→ EXERCISE DIRECTIONS
Go over the data and copy out each line with "WIDE" in it.

─── DATASET ENTRIES ───

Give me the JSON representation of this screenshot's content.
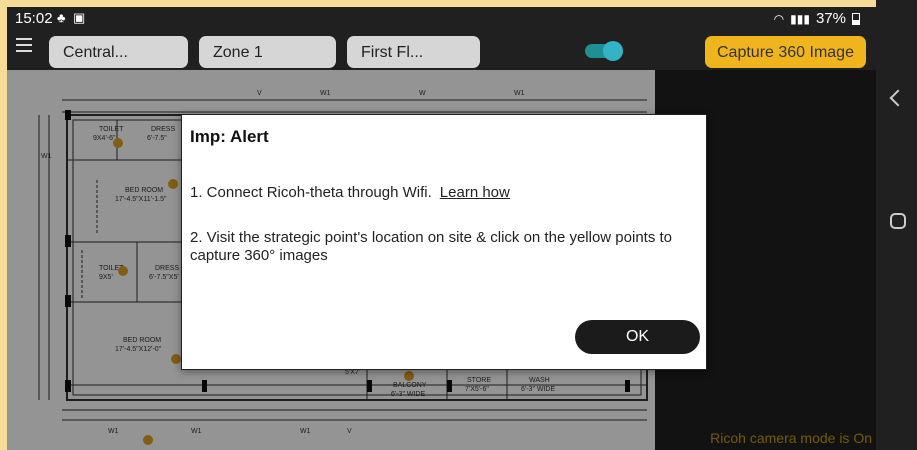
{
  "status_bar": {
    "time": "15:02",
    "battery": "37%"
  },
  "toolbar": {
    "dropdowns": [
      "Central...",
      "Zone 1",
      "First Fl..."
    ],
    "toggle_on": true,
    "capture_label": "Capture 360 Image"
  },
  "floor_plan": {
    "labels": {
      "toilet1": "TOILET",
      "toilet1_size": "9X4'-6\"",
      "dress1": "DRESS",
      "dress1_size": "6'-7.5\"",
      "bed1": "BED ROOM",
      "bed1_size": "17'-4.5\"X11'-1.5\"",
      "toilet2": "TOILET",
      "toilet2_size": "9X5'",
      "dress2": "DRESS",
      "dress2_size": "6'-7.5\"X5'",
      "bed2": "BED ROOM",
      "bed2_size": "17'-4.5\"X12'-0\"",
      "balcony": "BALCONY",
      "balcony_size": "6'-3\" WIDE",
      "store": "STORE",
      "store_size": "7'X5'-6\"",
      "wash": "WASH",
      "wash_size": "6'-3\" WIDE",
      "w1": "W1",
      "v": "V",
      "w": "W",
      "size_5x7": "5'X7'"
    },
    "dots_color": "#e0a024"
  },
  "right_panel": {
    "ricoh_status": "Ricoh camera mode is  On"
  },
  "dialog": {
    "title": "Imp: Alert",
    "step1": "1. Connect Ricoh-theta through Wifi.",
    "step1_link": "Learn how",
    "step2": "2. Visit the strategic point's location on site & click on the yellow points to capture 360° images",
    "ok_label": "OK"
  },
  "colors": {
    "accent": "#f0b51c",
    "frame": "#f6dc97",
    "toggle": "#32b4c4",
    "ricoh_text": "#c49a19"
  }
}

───
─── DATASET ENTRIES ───

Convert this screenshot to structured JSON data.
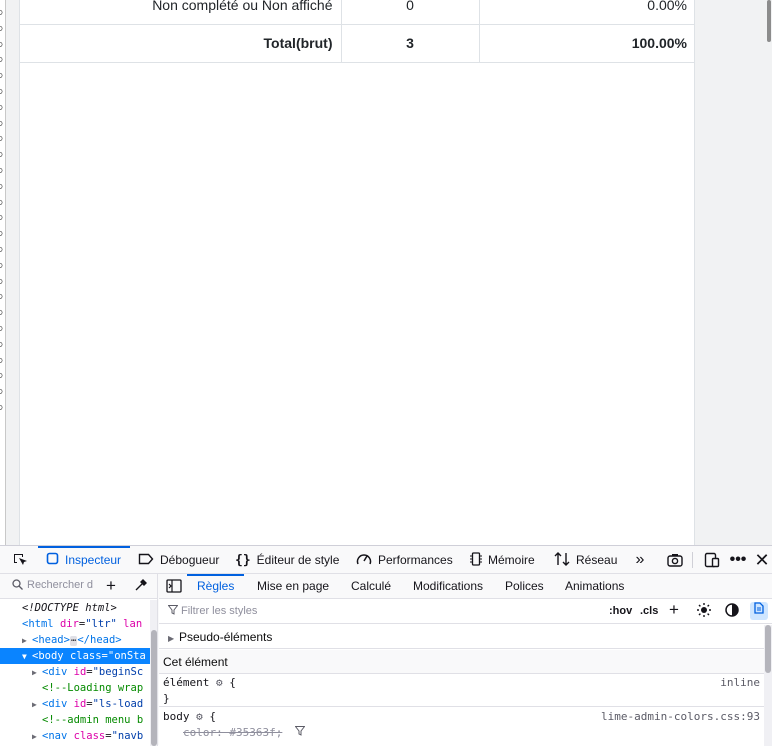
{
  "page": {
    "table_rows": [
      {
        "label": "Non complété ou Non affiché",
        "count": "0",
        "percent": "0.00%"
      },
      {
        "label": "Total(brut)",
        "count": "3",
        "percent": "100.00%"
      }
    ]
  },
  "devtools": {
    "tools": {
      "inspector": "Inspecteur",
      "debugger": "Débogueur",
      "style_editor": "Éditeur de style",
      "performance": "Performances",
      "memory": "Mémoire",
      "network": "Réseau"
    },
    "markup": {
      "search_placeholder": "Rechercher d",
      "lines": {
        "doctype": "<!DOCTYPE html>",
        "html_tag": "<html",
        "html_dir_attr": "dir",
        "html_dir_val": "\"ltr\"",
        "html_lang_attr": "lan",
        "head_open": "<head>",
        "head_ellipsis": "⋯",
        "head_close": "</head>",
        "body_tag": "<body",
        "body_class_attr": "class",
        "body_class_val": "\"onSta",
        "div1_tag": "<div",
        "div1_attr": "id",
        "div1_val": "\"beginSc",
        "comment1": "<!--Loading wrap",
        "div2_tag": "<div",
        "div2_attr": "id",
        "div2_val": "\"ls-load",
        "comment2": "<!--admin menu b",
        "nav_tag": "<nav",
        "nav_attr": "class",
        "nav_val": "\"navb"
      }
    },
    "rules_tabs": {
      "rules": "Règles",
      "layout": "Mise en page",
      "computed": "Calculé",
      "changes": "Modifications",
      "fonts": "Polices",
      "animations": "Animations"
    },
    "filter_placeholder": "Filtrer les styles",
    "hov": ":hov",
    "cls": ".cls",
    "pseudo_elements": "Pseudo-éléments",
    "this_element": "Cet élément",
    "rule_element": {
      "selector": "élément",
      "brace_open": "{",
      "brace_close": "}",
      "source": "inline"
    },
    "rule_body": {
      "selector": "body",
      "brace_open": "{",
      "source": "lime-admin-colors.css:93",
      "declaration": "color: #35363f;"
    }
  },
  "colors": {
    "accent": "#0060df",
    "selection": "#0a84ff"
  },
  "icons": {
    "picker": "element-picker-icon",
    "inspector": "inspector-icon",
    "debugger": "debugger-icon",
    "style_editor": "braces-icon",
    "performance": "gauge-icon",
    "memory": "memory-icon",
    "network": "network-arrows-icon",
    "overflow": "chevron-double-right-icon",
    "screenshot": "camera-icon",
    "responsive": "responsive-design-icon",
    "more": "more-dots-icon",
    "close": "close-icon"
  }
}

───
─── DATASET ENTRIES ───

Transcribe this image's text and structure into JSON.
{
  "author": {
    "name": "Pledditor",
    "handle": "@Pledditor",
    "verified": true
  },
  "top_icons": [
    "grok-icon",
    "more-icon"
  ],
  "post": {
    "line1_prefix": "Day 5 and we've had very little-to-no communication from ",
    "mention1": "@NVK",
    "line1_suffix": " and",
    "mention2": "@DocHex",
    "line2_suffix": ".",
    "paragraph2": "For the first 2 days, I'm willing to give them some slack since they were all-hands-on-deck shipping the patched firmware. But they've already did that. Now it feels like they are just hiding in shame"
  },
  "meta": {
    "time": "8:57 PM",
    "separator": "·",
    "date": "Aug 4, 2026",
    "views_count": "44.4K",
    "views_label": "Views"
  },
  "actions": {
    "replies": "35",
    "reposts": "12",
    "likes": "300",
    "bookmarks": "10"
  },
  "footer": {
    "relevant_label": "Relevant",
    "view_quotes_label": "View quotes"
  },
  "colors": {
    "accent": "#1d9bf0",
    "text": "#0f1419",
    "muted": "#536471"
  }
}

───

→ OUTPUT OF THE TASK
      "balcony_size": "6'-3\" WIDE",
      "wash_size": "6'-3\" WIDE",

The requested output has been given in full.